Connecticut Governor Dan Malloy said in an address broadcast live on cable news networks Saturday that, "There will be a time soon for a discussion of public policy issues surrounding yesterday's events but what's important right now is love, courage and compassion."
And Mark Kelly, husband of former Rep. Gabrielle Giffords who was shot in Tucson last year, said the conversation on gun laws “can no longer wait.”
“My thoughts and prayers are with the families of the victims and the entire community of Newtown, CT,” Kelly said in a statement Friday after hearing about the tragedy. “This time our response must consist of more than regret, sorrow, and condolence. The children of Sandy Hook Elementary School and all victims of gun violence deserve leaders who have the courage to participate in a meaningful discussion about our gun laws – and how they can be reformed and better enforced to prevent gun violence and death in America."
Sen. Richard Blumenthal, a Democrat from Connecticut, also weighed in, promising to raise the issue when he returns to Washington.

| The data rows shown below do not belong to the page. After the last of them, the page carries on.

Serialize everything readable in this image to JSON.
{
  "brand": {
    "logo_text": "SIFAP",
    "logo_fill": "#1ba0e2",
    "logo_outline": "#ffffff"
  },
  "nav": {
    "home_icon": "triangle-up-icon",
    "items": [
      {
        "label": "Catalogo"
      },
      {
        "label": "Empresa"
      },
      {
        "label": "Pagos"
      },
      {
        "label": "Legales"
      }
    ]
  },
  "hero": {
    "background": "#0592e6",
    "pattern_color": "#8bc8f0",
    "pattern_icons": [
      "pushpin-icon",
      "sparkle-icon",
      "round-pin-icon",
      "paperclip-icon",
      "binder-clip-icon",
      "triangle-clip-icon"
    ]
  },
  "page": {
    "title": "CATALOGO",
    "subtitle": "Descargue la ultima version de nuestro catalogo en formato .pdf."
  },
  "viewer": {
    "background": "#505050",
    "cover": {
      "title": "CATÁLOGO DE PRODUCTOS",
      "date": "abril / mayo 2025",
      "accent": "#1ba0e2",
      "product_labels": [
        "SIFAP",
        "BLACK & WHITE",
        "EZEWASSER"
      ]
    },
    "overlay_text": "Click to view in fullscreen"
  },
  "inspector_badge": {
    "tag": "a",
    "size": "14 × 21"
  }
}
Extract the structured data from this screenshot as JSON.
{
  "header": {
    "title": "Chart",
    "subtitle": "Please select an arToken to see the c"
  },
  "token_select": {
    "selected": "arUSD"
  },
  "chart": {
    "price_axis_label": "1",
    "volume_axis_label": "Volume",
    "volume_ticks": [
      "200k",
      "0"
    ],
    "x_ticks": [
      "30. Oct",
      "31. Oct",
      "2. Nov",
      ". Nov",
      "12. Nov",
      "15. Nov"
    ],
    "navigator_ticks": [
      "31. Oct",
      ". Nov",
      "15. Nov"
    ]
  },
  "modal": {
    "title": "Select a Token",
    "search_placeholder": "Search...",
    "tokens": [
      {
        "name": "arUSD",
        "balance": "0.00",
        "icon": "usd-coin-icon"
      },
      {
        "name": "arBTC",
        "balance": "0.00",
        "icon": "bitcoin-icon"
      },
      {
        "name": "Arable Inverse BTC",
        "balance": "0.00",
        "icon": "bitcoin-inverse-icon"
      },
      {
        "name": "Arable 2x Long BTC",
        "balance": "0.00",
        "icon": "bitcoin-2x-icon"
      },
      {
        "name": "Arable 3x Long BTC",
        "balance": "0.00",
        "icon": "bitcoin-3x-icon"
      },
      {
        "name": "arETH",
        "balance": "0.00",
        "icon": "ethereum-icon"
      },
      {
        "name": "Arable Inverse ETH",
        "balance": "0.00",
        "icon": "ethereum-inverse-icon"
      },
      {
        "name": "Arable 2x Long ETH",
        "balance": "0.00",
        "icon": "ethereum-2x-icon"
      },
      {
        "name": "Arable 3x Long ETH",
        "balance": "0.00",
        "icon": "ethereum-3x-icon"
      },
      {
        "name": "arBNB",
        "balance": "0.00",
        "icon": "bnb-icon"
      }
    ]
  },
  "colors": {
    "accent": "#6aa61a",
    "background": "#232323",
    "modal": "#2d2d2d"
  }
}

“I think it’s time for the conversation to be renewed, for the dialogue to begin again and for the Senate to consider whether that kind of measure is necessary,” Blumenthal told CNN’s Wolf Blitzer in Newtown on Saturday, adding that he has been in touch with the White House but was unsure of the president’s plans to visit Newtown.
U.S. Rep. Carolyn McCarthy, a Democrat from New York whose husband was one of six killed in the Long Island Railroad shooting in 1993, said she hopes the president will follow through to enact "meaningful action” to prevent gun violence.
“Leaders in Washington from both parties, and groups like the NRA, all say that now is not the time to talk about how gun safety laws can save lives in America. I agree, now is not the time to talk about gun laws – the time for that conversation was long before all those kids in Connecticut died today,” she said in a statement.
“We owe it to our children to work harder to reduce gun violence. The Second Amendment is the law of the land but it was never intended to allow murderers to take the lives of innocent kids. It’s our moral obligation as policymakers and as parents to do more to save lives.”
New York City Mayor Michael Bloomberg, an outspoken advocate for tougher gun laws, released a statement Friday calling for more than just words on gun-control legislation.
"With all the carnage from gun violence in our country, it's still almost impossible to believe that a mass shooting in a kindergarten class could happen," he said. "This is a national tragedy and it demands a national response. My deepest sympathies are with the families of all those affected, and my determination to stop this madness is stronger than ever.”
Dan Gross, president of the Brady Campaign to Prevent Gun Violence, said “we are better than this,” pushing for action as a “catalyst to demand the sensible change in our nation that is long overdue.” Gross added that the group was "moved" by Obama's visible emotion during his remarks and are "committed to working with him to channel it into the change that is too long overdue."